06.06.2011 by Martin Kuppinger
BYOD: Again one of these acronyms. It stands for “Bring Your Own Device”. You’d also say that it stands for IT departments accepting that they’ve lost against their users. They have lost the discussion about which devices shall be allowed in corporate environments. When I travel by train, I observe an impressive number of different devices being used. There are Windows notebooks, netbooks, iPads, iBooks, other types of “pads”, smartphones,…
For a long time corporate IT departments have tried to limit the number of devices to a small list, thus being able to manage and secure them. However, the reality especially in the world of mobile devices proves that most IT departments have failed. For sure many have restricted the access to corporate eMail to Blackberry devices. But many haven’t managed to achieve that target. And the popularity of Apple devices increases the heterogenity of devices being used by employees.
It increasingly looks like the solution only can be acceptance. Accept, that users want to use different types of devices. Accept that the innovation especially around smartphones and pads is far quicker than corporate IT departments can adopt their management tools.
At first glance that sounds like a nightmare for corporate IT departments.
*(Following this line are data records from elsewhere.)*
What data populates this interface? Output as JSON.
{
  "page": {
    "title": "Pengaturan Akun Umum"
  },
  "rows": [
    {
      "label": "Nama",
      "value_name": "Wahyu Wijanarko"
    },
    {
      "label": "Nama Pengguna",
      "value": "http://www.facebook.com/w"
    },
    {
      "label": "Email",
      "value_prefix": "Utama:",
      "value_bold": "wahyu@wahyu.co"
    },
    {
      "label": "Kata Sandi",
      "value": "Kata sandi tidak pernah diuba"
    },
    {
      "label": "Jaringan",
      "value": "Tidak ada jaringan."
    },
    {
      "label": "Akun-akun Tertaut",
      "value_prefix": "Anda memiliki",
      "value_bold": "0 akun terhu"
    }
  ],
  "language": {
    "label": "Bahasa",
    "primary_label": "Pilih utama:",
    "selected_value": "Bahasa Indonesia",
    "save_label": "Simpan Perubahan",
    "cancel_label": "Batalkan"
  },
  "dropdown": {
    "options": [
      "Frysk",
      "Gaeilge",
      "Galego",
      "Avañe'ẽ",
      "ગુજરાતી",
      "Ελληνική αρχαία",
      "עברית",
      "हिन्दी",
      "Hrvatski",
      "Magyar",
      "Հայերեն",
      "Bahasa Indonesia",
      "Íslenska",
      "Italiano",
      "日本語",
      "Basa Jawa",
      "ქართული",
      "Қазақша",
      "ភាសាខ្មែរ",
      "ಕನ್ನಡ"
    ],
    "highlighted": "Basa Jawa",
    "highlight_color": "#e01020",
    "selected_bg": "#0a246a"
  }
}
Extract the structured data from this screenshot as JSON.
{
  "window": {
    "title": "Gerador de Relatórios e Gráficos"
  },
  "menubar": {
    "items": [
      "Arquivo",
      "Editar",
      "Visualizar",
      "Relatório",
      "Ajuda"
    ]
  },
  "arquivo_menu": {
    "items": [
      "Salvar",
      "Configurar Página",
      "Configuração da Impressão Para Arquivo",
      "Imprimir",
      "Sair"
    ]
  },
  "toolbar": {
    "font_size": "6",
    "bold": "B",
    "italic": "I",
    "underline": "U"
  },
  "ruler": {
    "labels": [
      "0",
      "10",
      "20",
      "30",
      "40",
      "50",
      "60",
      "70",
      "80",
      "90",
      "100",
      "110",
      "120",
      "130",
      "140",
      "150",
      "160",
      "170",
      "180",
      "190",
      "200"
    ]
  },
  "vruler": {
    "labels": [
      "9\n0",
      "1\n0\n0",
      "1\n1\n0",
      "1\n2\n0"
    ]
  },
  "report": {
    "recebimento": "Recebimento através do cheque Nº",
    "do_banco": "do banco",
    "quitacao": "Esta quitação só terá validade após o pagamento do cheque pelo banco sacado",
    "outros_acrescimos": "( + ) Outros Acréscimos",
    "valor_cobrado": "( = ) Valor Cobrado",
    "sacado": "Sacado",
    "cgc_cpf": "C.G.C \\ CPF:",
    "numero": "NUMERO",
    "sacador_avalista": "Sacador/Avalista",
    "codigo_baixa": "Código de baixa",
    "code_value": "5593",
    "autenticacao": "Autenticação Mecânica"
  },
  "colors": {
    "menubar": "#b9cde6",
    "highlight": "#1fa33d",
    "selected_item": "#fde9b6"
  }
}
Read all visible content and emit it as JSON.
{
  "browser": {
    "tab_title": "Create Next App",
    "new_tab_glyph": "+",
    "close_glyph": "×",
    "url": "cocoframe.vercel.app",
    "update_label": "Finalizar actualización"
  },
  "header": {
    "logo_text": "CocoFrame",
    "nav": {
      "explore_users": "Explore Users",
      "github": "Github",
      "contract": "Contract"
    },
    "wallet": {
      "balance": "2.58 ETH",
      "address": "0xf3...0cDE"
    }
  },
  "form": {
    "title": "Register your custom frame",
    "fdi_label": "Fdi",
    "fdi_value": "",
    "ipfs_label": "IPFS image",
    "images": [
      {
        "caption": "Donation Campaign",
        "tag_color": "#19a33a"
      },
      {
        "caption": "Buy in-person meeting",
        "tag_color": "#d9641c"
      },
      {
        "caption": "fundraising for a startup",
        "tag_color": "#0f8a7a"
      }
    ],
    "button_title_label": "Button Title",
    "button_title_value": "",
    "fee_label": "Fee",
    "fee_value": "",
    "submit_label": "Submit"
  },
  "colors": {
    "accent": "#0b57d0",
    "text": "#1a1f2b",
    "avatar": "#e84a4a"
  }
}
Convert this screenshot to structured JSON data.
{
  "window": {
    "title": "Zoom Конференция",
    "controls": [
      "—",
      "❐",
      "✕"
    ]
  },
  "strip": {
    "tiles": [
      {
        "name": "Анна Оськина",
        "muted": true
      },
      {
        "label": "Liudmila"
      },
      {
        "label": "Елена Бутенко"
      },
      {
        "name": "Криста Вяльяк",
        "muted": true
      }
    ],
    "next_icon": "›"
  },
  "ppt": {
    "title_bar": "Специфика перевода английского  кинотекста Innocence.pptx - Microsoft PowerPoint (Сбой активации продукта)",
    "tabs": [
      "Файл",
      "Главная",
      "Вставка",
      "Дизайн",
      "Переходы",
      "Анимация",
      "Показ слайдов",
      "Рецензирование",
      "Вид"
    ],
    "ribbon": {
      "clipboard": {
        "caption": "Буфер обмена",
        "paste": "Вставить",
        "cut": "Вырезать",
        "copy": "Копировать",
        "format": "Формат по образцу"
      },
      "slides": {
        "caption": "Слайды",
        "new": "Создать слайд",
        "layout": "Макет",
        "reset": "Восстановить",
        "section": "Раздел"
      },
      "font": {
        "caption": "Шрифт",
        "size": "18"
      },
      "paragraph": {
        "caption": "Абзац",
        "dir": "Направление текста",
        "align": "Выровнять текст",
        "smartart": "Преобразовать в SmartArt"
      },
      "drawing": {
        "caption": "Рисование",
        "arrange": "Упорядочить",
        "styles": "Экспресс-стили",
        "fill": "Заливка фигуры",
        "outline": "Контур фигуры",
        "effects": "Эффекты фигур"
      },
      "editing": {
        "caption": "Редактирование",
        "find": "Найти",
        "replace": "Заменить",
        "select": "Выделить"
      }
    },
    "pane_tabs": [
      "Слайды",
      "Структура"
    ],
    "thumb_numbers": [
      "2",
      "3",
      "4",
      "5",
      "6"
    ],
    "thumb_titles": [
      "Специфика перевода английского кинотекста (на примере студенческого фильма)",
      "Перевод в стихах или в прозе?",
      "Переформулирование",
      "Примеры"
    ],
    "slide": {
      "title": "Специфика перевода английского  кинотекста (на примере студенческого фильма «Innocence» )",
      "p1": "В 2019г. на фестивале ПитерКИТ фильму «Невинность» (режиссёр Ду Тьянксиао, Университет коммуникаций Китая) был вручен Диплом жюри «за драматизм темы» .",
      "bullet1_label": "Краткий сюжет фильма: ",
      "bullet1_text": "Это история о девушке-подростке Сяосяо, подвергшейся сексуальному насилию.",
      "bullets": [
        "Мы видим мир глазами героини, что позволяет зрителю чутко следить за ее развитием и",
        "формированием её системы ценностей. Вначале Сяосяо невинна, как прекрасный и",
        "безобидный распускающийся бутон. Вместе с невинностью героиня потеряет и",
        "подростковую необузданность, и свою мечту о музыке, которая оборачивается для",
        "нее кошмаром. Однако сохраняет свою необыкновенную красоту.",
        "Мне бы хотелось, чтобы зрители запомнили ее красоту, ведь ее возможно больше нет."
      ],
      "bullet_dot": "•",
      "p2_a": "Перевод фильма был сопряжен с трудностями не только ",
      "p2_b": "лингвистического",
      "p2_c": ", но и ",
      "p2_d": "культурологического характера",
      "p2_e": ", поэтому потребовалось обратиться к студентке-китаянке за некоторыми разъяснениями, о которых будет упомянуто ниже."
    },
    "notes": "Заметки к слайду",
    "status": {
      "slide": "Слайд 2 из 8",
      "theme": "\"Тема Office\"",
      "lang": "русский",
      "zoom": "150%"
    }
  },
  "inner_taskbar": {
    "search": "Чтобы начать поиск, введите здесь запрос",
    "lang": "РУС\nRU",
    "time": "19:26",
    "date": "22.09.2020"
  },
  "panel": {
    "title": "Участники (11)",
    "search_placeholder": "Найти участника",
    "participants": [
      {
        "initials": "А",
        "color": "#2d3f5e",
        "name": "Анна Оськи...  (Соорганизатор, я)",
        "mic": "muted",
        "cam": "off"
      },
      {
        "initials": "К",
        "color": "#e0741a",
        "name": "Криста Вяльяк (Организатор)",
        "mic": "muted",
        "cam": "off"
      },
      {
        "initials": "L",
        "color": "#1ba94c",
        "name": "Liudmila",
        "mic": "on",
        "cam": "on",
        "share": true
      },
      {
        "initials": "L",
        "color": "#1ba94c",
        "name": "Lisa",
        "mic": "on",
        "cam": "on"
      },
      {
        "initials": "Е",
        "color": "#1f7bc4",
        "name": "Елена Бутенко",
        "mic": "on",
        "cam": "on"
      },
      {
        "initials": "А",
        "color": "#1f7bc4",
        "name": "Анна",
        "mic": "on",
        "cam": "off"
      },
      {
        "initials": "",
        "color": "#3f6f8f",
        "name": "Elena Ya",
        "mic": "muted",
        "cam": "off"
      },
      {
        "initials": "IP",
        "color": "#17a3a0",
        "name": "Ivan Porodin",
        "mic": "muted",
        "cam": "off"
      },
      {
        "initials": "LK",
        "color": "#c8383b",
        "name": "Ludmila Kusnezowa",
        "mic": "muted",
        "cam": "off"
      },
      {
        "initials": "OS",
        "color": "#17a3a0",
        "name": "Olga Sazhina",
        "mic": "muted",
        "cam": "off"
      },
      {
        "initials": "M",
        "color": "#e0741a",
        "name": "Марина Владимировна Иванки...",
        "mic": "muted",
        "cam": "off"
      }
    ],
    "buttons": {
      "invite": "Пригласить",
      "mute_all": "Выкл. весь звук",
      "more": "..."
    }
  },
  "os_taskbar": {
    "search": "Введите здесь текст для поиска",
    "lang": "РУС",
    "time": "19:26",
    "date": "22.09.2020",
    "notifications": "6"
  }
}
How to manage these devices? How to secure the devices? However, it is not about managing or securing the devices. That would be “technology security”. It is about managing and securing information, e.g. “information security”. It’s about the I in IT, not the T. Thus, we have to look at when to allow access to which information using which tool.
To do this, a simple matrix might be the starting point. The first column contains the classes of devices – notably not every single device. The first row contains the applications and information being used. In the cells you can define the requirements, based on the risk score of both the devices and the information. In some cases you might allow access based on secure browser connections, in others you might require to use virtual desktop connections. In others you might end up with having to build a specialized app. However, if banks are able to secure online banking on smartphones, why shouldn’t you be able to secure your corporate information on these devices?
You might argue that building apps or deploying desktop virtualization is quite expensive. However, trying to manage all these different devices or trying to restrict the devices allowed is expensive as well – and much more likely to fail. I don’t say that it is easy to protect your corporate information in a heterogeneous environment, supporting BYOD. But it is much more likely to be feasible than to manage and secure any single device – given the increasing number of these devices, the speed of innovation, and the simple fact that corporations don’t own all these devices.
Thus it is about preparing for BYOD by providing a set of secure paths to access corporate information and to protect that information – and by understanding how to protect which information where. When you start with BYOD, do it risk-based.